Does anybody remember the show “Decorating Cents” on HGTV? I always liked that one. And I’d justify my TV time by folding laundry while I watched it. One of my favorite segments of the show was when they’d visit some antique/junk store in Minneapolis and show how they turned “trash” into “treasure.” Of course this appeals to me; I think it’s an inherited trait — my grandpa is a self-styled dumpster diver and is always finding new uses for old things. I’ve already shown you my tin-can lanterns and wine rack. I’ve also been known to make wrapping paper from meticulously flattened Hershey Kiss wrappers (just to wrap a cd; I don’t hate myself enough to make a whole roll of the stuff). I’m all about using what’s on hand! Which brings us to today’s project.

My kids have been acquiring coloring books like crazy lately and we’ve been running out of places to keep them. Time for a new coloring book holder. The supply list is pretty simple.

$1 for the contact paper, however much for Cheerios that we already ate, and scissors I already have. Cheap.

  • Costco-sized cereal box
  • Contact paper
  • Scissors
  • And maybe a pen for marking

I’ve also used large oatmeal boxes. The box just has to have enough depth to accommodate the width of the coloring books (or magazines or notebooks) and the cardboard should be somewhat sturdy.

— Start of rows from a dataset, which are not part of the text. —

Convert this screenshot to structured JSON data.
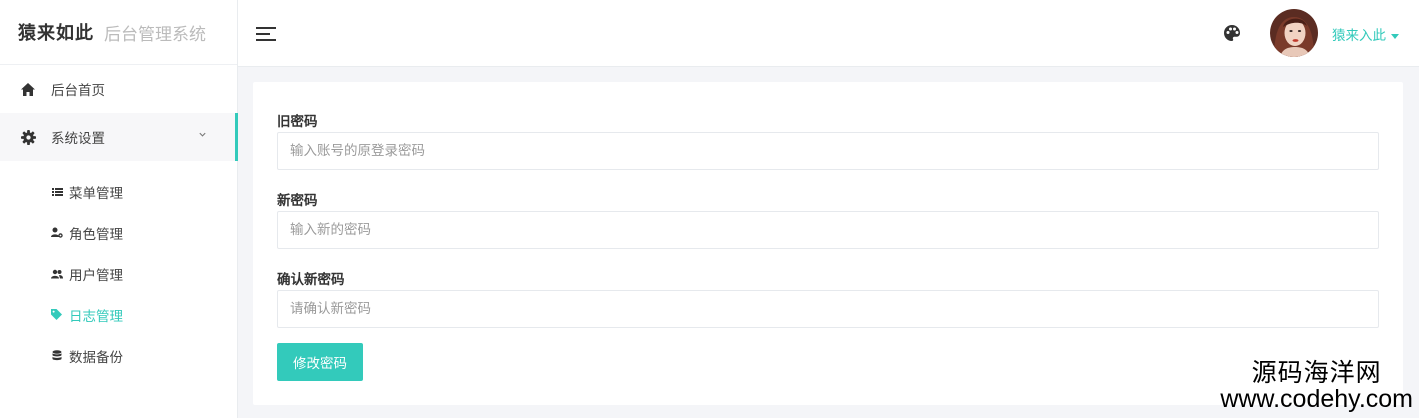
{
  "brand": {
    "logo_text": "猿来如此",
    "subtitle": "后台管理系统"
  },
  "sidebar": {
    "items": [
      {
        "label": "后台首页",
        "icon": "home-icon"
      },
      {
        "label": "系统设置",
        "icon": "gear-icon",
        "expanded": true
      }
    ],
    "submenu": [
      {
        "label": "菜单管理",
        "icon": "list-icon"
      },
      {
        "label": "角色管理",
        "icon": "user-settings-icon"
      },
      {
        "label": "用户管理",
        "icon": "users-icon"
      },
      {
        "label": "日志管理",
        "icon": "tag-icon",
        "active": true
      },
      {
        "label": "数据备份",
        "icon": "database-icon"
      }
    ]
  },
  "header": {
    "username": "猿来入此"
  },
  "form": {
    "old_password": {
      "label": "旧密码",
      "placeholder": "输入账号的原登录密码"
    },
    "new_password": {
      "label": "新密码",
      "placeholder": "输入新的密码"
    },
    "confirm_password": {
      "label": "确认新密码",
      "placeholder": "请确认新密码"
    },
    "submit_label": "修改密码"
  },
  "watermark": {
    "name": "源码海洋网",
    "url": "www.codehy.com"
  },
  "colors": {
    "accent": "#33cabb",
    "background": "#f4f5f8"
  }
}
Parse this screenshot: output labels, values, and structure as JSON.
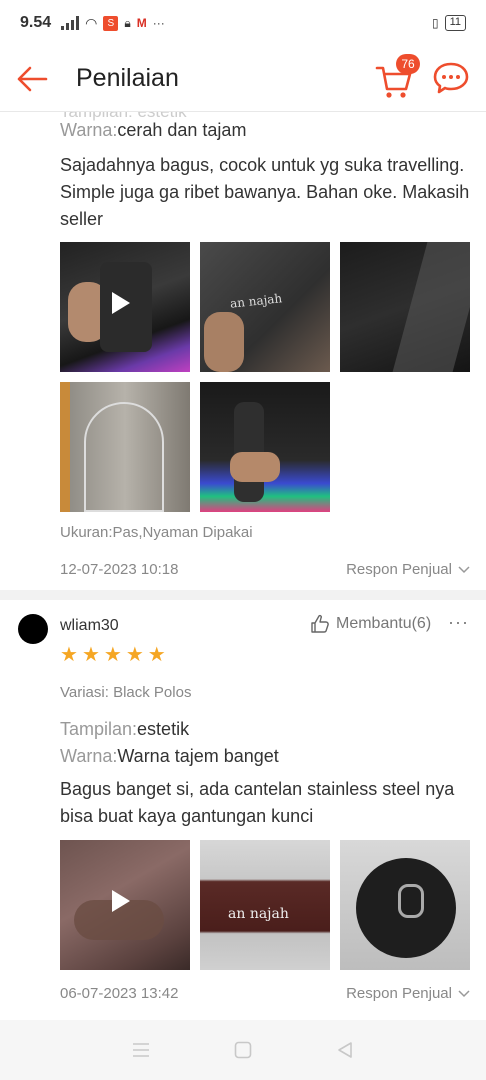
{
  "status_bar": {
    "time": "9.54",
    "battery": "11"
  },
  "header": {
    "title": "Penilaian",
    "cart_count": "76"
  },
  "review1": {
    "clipped_text": "Tampilan: estetik",
    "warna_label": "Warna:",
    "warna_value": "cerah dan tajam",
    "comment": "Sajadahnya bagus, cocok untuk yg suka travelling. Simple juga ga ribet bawanya. Bahan oke. Makasih seller",
    "ukuran": "Ukuran:Pas,Nyaman Dipakai",
    "date": "12-07-2023 10:18",
    "respon_label": "Respon Penjual"
  },
  "review2": {
    "username": "wliam30",
    "helpful_label": "Membantu(6)",
    "rating": 5,
    "variasi": "Variasi: Black Polos",
    "tampilan_label": "Tampilan:",
    "tampilan_value": "estetik",
    "warna_label": "Warna:",
    "warna_value": "Warna tajem banget",
    "comment": "Bagus banget si, ada cantelan stainless steel nya bisa buat kaya gantungan kunci",
    "date": "06-07-2023 13:42",
    "respon_label": "Respon Penjual"
  },
  "colors": {
    "accent": "#ee4d2d",
    "star": "#f5a623"
  },
  "icons": [
    "back-arrow-icon",
    "cart-icon",
    "chat-icon",
    "thumbs-up-icon",
    "more-icon",
    "play-icon",
    "chevron-down-icon"
  ]
}
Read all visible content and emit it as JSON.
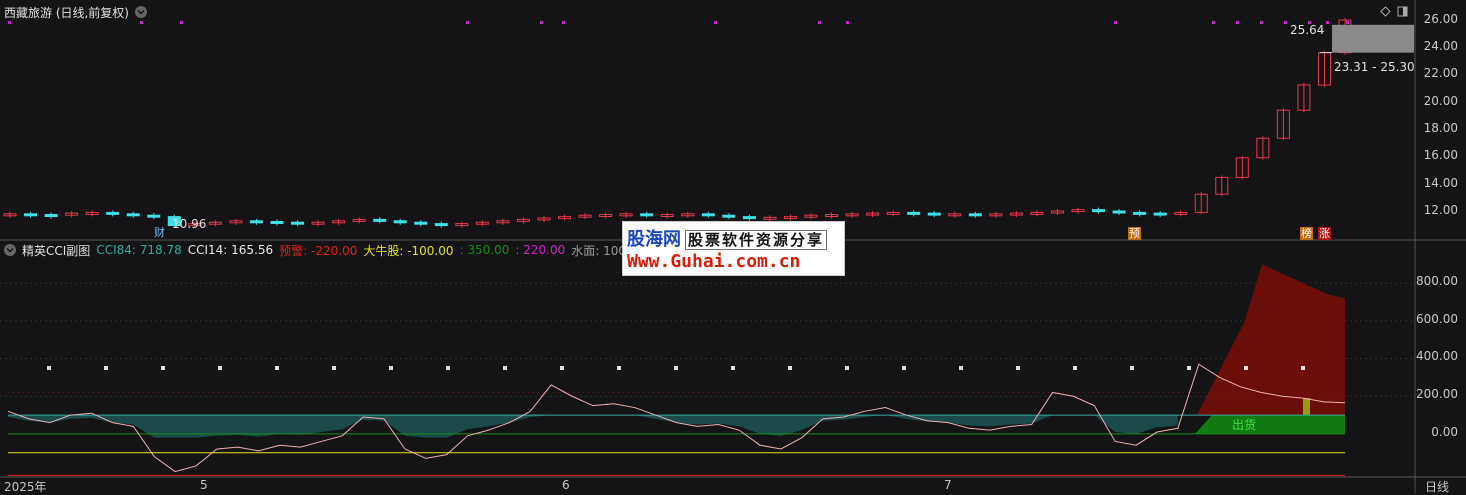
{
  "main": {
    "title": "西藏旅游 (日线,前复权)",
    "price_annotation_low": "10.96",
    "price_annotation_high": "25.64",
    "range_label": "23.31 - 25.30",
    "y_ticks": [
      "26.00",
      "24.00",
      "22.00",
      "20.00",
      "18.00",
      "16.00",
      "14.00",
      "12.00"
    ],
    "markers": {
      "cai": "财",
      "yu": "预",
      "bang": "榜",
      "zhang": "涨"
    }
  },
  "sub": {
    "name": "精英CCI副图",
    "legend": [
      {
        "label": "CCI84: 718.78",
        "color": "#3aa7a0"
      },
      {
        "label": "CCI14: 165.56",
        "color": "#e8e8e8"
      },
      {
        "label": "预警: -220.00",
        "color": "#e02020"
      },
      {
        "label": "大牛股: -100.00",
        "color": "#e8e020"
      },
      {
        "label": ": 350.00",
        "color": "#1a8a1a"
      },
      {
        "label": ": 220.00",
        "color": "#d020d0"
      },
      {
        "label": "水面: 100.00 : 0",
        "color": "#999999"
      }
    ],
    "y_ticks": [
      "800.00",
      "600.00",
      "400.00",
      "200.00",
      "0.00"
    ],
    "chuhuo_label": "出货"
  },
  "x_axis": {
    "labels": [
      "2025年",
      "5",
      "6",
      "7"
    ],
    "period": "日线"
  },
  "ad": {
    "logo": "股海网",
    "slogan": "股票软件资源分享",
    "url": "Www.Guhai.com.cn"
  },
  "colors": {
    "up": "#e8374a",
    "down": "#3ee0e6",
    "bg": "#141416",
    "grid": "#3a3a3a",
    "accent": "#b01010"
  },
  "chart_data": {
    "type": "line",
    "title": "",
    "xlabel": "",
    "ylabel": "",
    "price_ylim": [
      10.5,
      26.5
    ],
    "price_series": [
      11.8,
      11.75,
      11.7,
      11.85,
      11.9,
      11.8,
      11.7,
      11.6,
      10.96,
      11.1,
      11.2,
      11.3,
      11.25,
      11.2,
      11.15,
      11.2,
      11.3,
      11.4,
      11.3,
      11.2,
      11.1,
      11.05,
      11.1,
      11.2,
      11.3,
      11.4,
      11.5,
      11.6,
      11.7,
      11.75,
      11.8,
      11.7,
      11.75,
      11.8,
      11.7,
      11.6,
      11.5,
      11.55,
      11.6,
      11.7,
      11.75,
      11.8,
      11.85,
      11.9,
      11.85,
      11.8,
      11.8,
      11.75,
      11.8,
      11.85,
      11.9,
      12.0,
      12.1,
      12.0,
      11.9,
      11.85,
      11.8,
      11.9,
      13.2,
      14.4,
      15.8,
      17.2,
      19.2,
      21.0,
      23.31,
      25.64
    ],
    "cci14_ylim": [
      -250,
      950
    ],
    "cci14": [
      120,
      80,
      60,
      100,
      110,
      60,
      40,
      -120,
      -200,
      -170,
      -80,
      -70,
      -90,
      -60,
      -70,
      -40,
      -10,
      90,
      80,
      -80,
      -130,
      -110,
      -10,
      20,
      60,
      120,
      260,
      200,
      150,
      160,
      140,
      100,
      60,
      40,
      50,
      20,
      -60,
      -80,
      -20,
      80,
      90,
      120,
      140,
      100,
      70,
      60,
      30,
      20,
      40,
      50,
      220,
      200,
      150,
      -40,
      -60,
      10,
      30,
      370,
      300,
      250,
      220,
      200,
      190,
      170,
      165.56
    ],
    "cci84_fill_top": [
      900,
      860,
      820,
      780,
      740,
      718.78
    ],
    "levels": {
      "warning": -220,
      "bull": -100,
      "water": 100,
      "zero": 0,
      "l350": 350,
      "l220": 220
    }
  }
}
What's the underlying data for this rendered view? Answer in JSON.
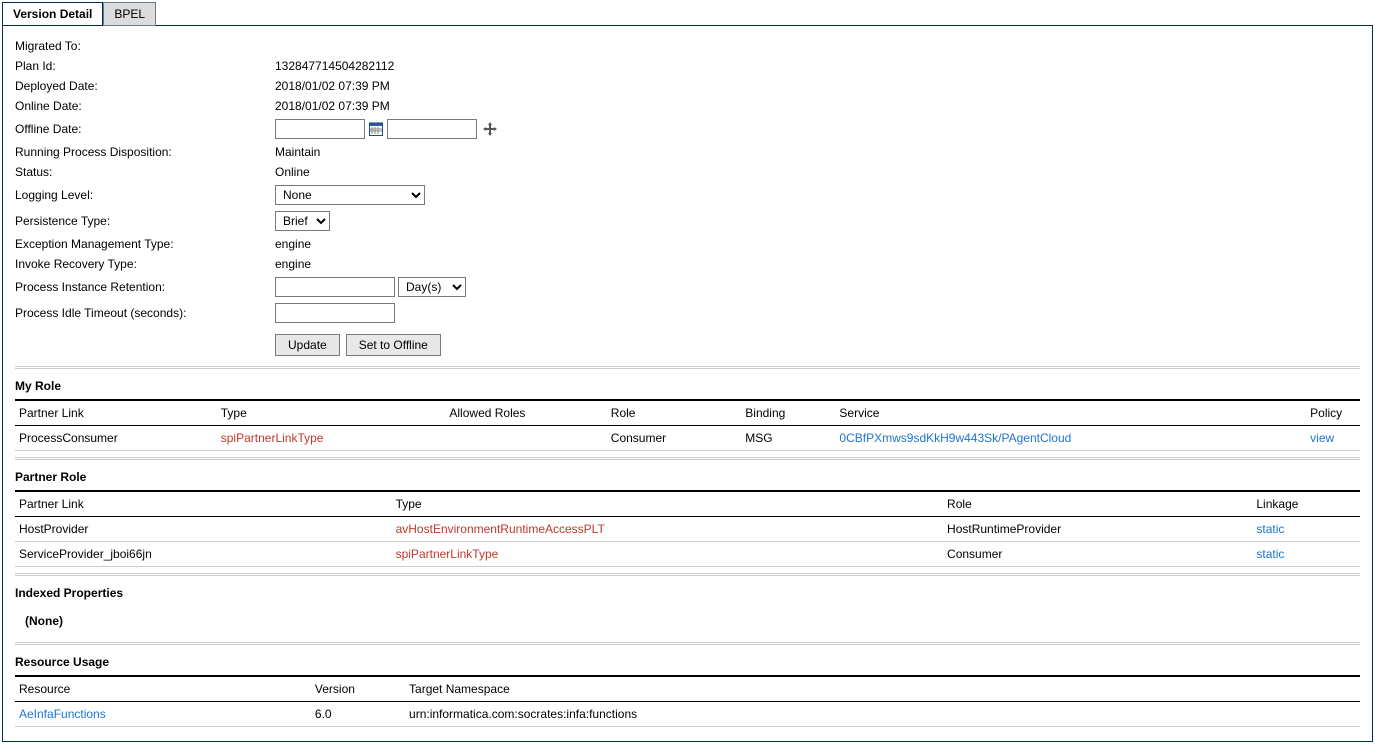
{
  "tabs": {
    "version_detail": "Version Detail",
    "bpel": "BPEL"
  },
  "fields": {
    "migrated_to": {
      "label": "Migrated To:",
      "value": ""
    },
    "plan_id": {
      "label": "Plan Id:",
      "value": "132847714504282112"
    },
    "deployed_date": {
      "label": "Deployed Date:",
      "value": "2018/01/02 07:39 PM"
    },
    "online_date": {
      "label": "Online Date:",
      "value": "2018/01/02 07:39 PM"
    },
    "offline_date": {
      "label": "Offline Date:",
      "date_value": "",
      "time_value": ""
    },
    "disposition": {
      "label": "Running Process Disposition:",
      "value": "Maintain"
    },
    "status": {
      "label": "Status:",
      "value": "Online"
    },
    "logging": {
      "label": "Logging Level:",
      "value": "None"
    },
    "persistence": {
      "label": "Persistence Type:",
      "value": "Brief"
    },
    "exception": {
      "label": "Exception Management Type:",
      "value": "engine"
    },
    "invoke": {
      "label": "Invoke Recovery Type:",
      "value": "engine"
    },
    "retention": {
      "label": "Process Instance Retention:",
      "value": "",
      "unit": "Day(s)"
    },
    "idle_timeout": {
      "label": "Process Idle Timeout (seconds):",
      "value": ""
    }
  },
  "buttons": {
    "update": "Update",
    "offline": "Set to Offline"
  },
  "my_role": {
    "title": "My Role",
    "headers": {
      "partner_link": "Partner Link",
      "type": "Type",
      "allowed_roles": "Allowed Roles",
      "role": "Role",
      "binding": "Binding",
      "service": "Service",
      "policy": "Policy"
    },
    "rows": [
      {
        "partner_link": "ProcessConsumer",
        "type": "spiPartnerLinkType",
        "allowed_roles": "",
        "role": "Consumer",
        "binding": "MSG",
        "service": "0CBfPXmws9sdKkH9w443Sk/PAgentCloud",
        "policy": "view"
      }
    ]
  },
  "partner_role": {
    "title": "Partner Role",
    "headers": {
      "partner_link": "Partner Link",
      "type": "Type",
      "role": "Role",
      "linkage": "Linkage"
    },
    "rows": [
      {
        "partner_link": "HostProvider",
        "type": "avHostEnvironmentRuntimeAccessPLT",
        "role": "HostRuntimeProvider",
        "linkage": "static"
      },
      {
        "partner_link": "ServiceProvider_jboi66jn",
        "type": "spiPartnerLinkType",
        "role": "Consumer",
        "linkage": "static"
      }
    ]
  },
  "indexed_properties": {
    "title": "Indexed Properties",
    "none": "(None)"
  },
  "resource_usage": {
    "title": "Resource Usage",
    "headers": {
      "resource": "Resource",
      "version": "Version",
      "target_ns": "Target Namespace"
    },
    "rows": [
      {
        "resource": "AeInfaFunctions",
        "version": "6.0",
        "target_ns": "urn:informatica.com:socrates:infa:functions"
      }
    ]
  }
}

Step 1a: Cut off the top flaps of the box.
Step 1b: Cut off excess height from the top of the box, leaving a couple inches above the height of the book for protection.

See how your box and book compare, size-wise

Step 2: Cut down about 1/3 off the front of the box to make it easy to remove the books (and to put them back, of course! Because that’s the whole point of this thing).

Ok, so I forgot to take a picture of the opening until after I'd finished it.

 

Step 3: Lay the box on the wrong side of the contact paper to measure out how much you will need to wrap around the entire thing. Leave an inch or so to fold over the cut edges and a couple inches to overlap on the bottom of the box.

Look! It's actual Contact brand!

Step 4: Slowly begin peeling back the contact paper and rolling the box over it to make it nice and smooth. Before you fold down the extra flaps at the top and bottom of the box, make a snip into each corner for the flaps of contact paper to fold over smoothly.

Inside top of the box

Bottom o' the box. I suppose you could cover the whole thing if you were so inclined. I am not.

Step 5: Fill it up with all those stray coloring books! Ta dah!

Ahhh, nice

Super easy and it looks so much better than just having a Cheerios box permanently on display. The contact paper makes it look nice enough that the kids no longer perceive the box as  fair game trash. Other boxes I’ve made like this have actually lasted for years, which is longer than some of their toys.

So there you go. Start rounding up all those flimsy books and magazines and make them a new home!